The other half of the letter, which is dated November 22, addresses the Federal Automated Vehicles policy and a proposed data sharing program. "Apple agrees that companies should share de-identified scenario and dynamics data from crashes and near-misses," the letter says. "Data should be sufficient to reconstruct the event, including time-series of vehicle kinematics and characteristics of the roadway and objects." Apple also points out that data sharing should not come at the expense of privacy, and that companies should invest resources to protect the "individuals' fundamental right to privacy."

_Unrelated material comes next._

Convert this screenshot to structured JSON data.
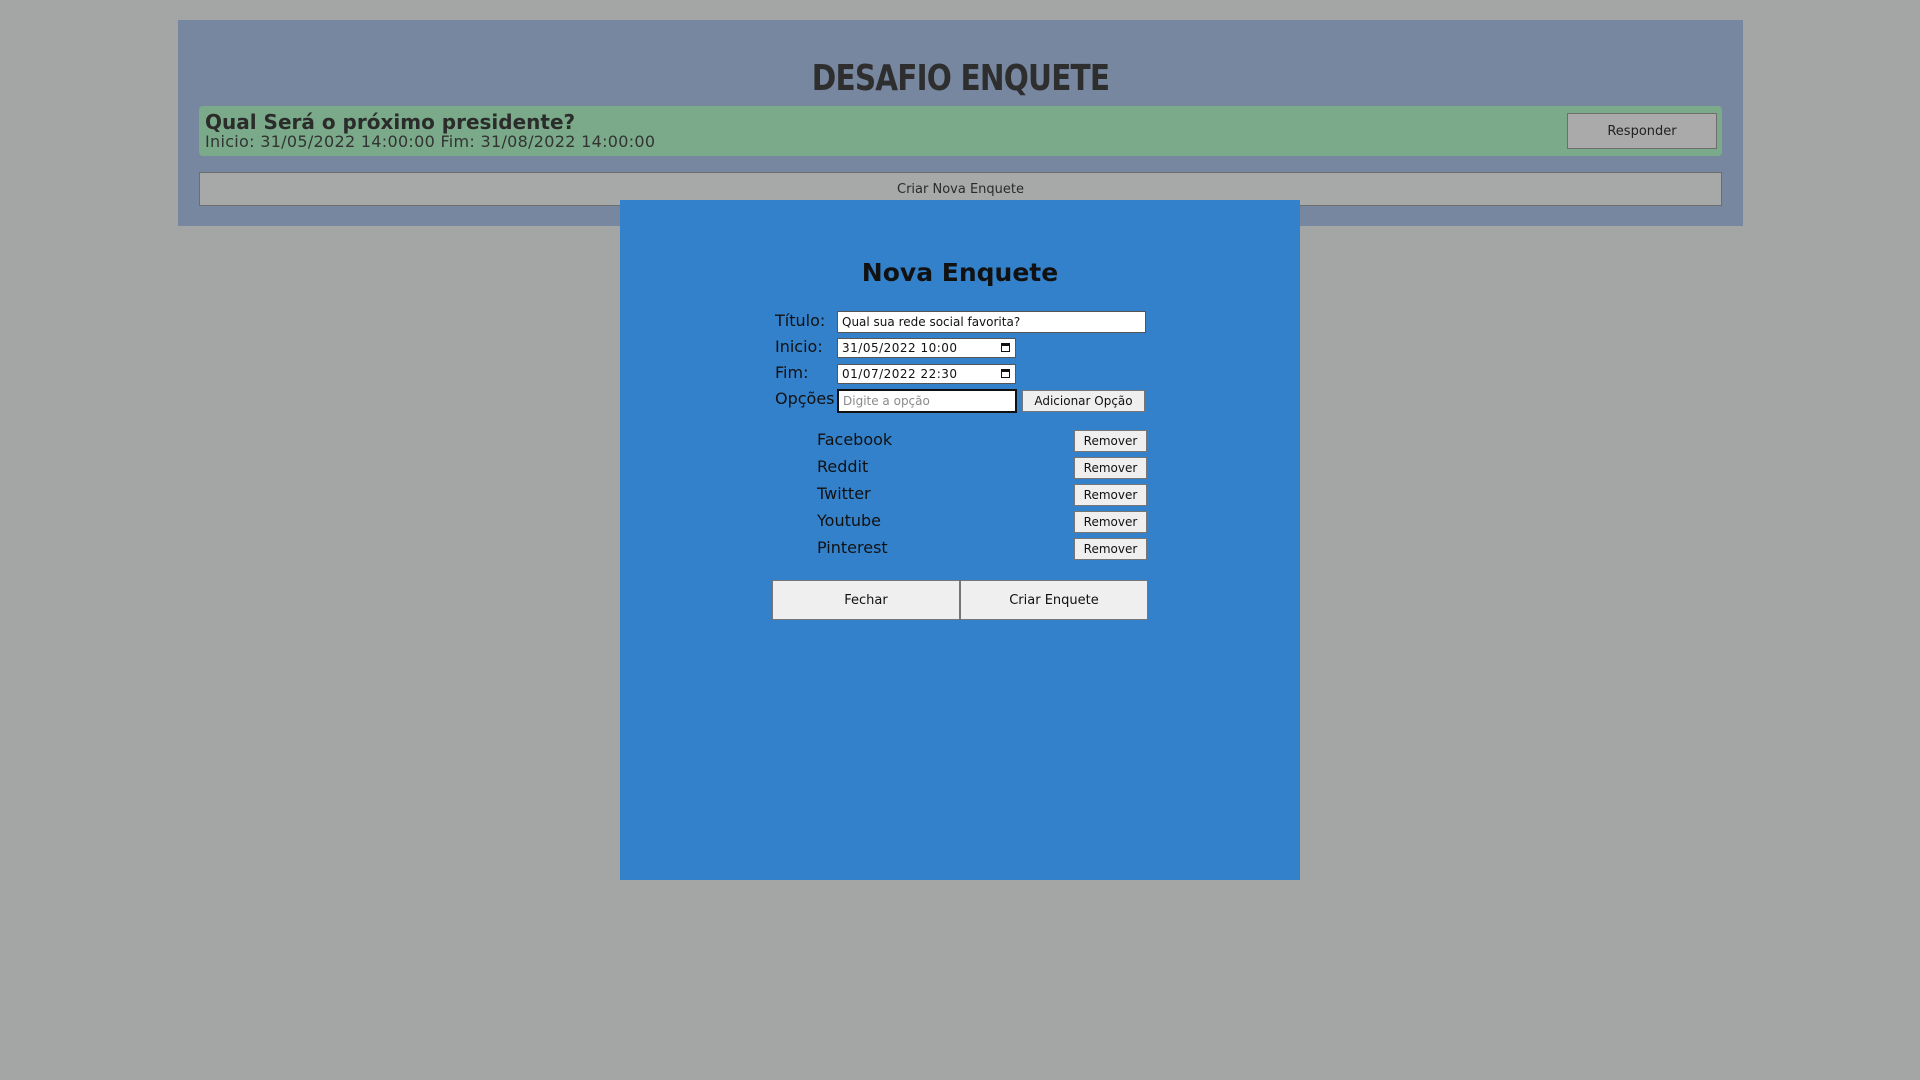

In October, it was reported that Apple was abandoning its car plans "for now." After numerous layoffs and reassignments, the remaining members of the Apple Car team were said to be focusing on autonomous systems. Dozens of employees are also working on a car operating system in Canada. The letter was signed by Apple VP of Product Integrity Steve Kenner, who used to be Ford's Global Director of Automotive Safety. It's not known when Kenner joined Apple, as his LinkedIn still lists Ford as his employer.
Update: Apple issued a statement to Financial Times confirming the letter and Apple's interest in helping to define rules for self-driving vehicles.
“We’ve provided comments to NHTSA because Apple is investing heavily in machine learning and autonomous systems,” the Apple spokesman said. “There are many potential applications for these technologies, including the future of transportation, so we want to work with NHTSA to help define the best practices for the industry.”
Top Rated Comments
The base model will have a 100 mile range with only a driver seat, starting at $99,000, 200 miles/2 seats for $199,000, and 300 miles/4 seats for $299,000.
The jet black and pearl white versions will be prone to micro abrasions, but there will be a leather Apple cover made from Australian sheep leather for only $9,900.
It will run iOS 15 that ensures your safety by limiting the top speed to the local speed limit. Jail breaking will void your warranty.
The cockpit will feature a single home pedal design that uses force touch, brakes will apply automatically when you lift your foot off the home pedal.
Everything will be controlled with Siri. Here are some examples;
Hey Siri take me to work.
Ok, there are 15 restaurants nearby that serve Pork!
Hey Siri play the next track.
Sorry, I could not find the playlist named next track, would you like me to search the web for "play the next track"?
Ok, lol, I was carried away and bored :D